  14. Tromp N, Baltussen R. Mapping of multiple criteria for priority setting of health interventions: an aid for decision makers. BMC Health Serv Res. 2012;12:454. doi:10.1186/1472-6963-12-454
  15. EUnetHTA Joint Action 2 WP. HTA Core Model® version 3.0. Published 2016.
  16. Goetghebeur MM, Wagner M, Khoury H, Levitt RJ, Erickson LJ, Rindress D. Evidence and Value: Impact on DEcisionMaking--the EVIDEM framework and potential applications. BMC Health Serv Res. 2008;8:270. doi:10.1186/1472-6963-8-270
  17. Daniels N. Just Health: Meeting Health Needs Fairly.
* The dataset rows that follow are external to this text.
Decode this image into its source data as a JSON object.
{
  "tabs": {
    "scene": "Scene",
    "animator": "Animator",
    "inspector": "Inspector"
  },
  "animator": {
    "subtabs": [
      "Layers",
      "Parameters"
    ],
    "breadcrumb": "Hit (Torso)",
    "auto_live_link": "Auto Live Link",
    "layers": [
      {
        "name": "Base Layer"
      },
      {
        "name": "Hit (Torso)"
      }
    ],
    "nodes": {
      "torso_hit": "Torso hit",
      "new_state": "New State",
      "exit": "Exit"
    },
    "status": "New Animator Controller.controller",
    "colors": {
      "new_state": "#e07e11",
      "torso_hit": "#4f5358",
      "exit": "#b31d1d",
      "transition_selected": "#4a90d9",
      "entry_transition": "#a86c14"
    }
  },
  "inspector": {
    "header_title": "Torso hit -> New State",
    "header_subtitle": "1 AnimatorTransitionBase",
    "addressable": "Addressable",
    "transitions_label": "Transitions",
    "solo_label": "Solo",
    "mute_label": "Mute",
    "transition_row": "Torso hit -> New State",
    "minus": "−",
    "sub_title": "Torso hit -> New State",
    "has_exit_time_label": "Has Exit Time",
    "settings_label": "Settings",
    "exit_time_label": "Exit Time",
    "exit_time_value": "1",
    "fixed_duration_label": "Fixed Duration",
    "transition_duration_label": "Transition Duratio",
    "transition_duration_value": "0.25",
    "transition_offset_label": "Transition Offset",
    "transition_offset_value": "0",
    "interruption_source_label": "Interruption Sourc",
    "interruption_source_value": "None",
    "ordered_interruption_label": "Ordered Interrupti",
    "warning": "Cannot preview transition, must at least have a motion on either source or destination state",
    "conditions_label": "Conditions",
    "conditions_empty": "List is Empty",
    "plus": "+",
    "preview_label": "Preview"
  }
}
New York: Cambridge University Press; 2007.
  18. Tyler TR. Psychological perspectives on legitimacy and legitimation. Annu Rev Psychol. 2006;57:375-400.
  19. Nedlund A-C, Bærøe K. Legitimate policymaking: the importance of including health-care workers in limit-setting decisions in health care. Public Health Ethics. 2014;7(2):123-133.
  20. Daniels N, Sabin J. Setting Limits Fairly: Learning to Share Resources for Health. 2nd ed. New York: Oxford University Press; 2008.
  21. Maluka SO. Strengthening fairness, transparency and accountability in health care priority setting at district level in Tanzania. Glob Health Action. 2011;4. doi:10.3402/gha.v4i0.7829
  22. Friedman A. Beyond accountability for reasonableness. Bioethics. 2008;22(2):101-112.
  23. Jansen MP, Helderman JK, Boer B, Baltussen R. Fair processes for priority setting: putting theory into practice. Int J Health Policy Manag. 2017;6(1):43-47.
  24. Rohrer K, Rajan D. Population consultation on needs and expectations. In: Schmets G, Rajan D, Kadandale S, eds. Srategizing National Health in the 21st Century: A Handbook. Geneva: World Health Organization; 2016.
  25. Abelson J, Forest PG, Eyles J, Smith P, Martin E, Gauvin FP. Deliberations about deliberative methods: issues in the design and evaluation of public participation processes. Soc Sci Med. 2003;57(2):239-251.
  26. van der Wilt GJ. Healthcare Technology Assessment. In: Have HT, ed. Encyclopedia of Global Bioethics. Dordrecht: Springer; 2015:1-13. doi:10.1007/978-3-319-05544-2_416-1
  27. van der Wilt GJ, Reuzel RP, Grin J. Technology, design, and human values in healthcare. In: Hoven J, Vermaas PE, Poel I, eds. Handbook of Ethics, Values, and Technological Design. Dordrecht: Springer; 2014:717-738. doi:10.1007/978-94-007- 6994-6_36-1
Volume 7, Issue 11
November 2018
Pages 973-976
  • Receive Date: 15 March 2018
  • Revise Date: 15 June 2018
  • Accept Date: 17 June 2018
  • First Publish Date: 01 November 2018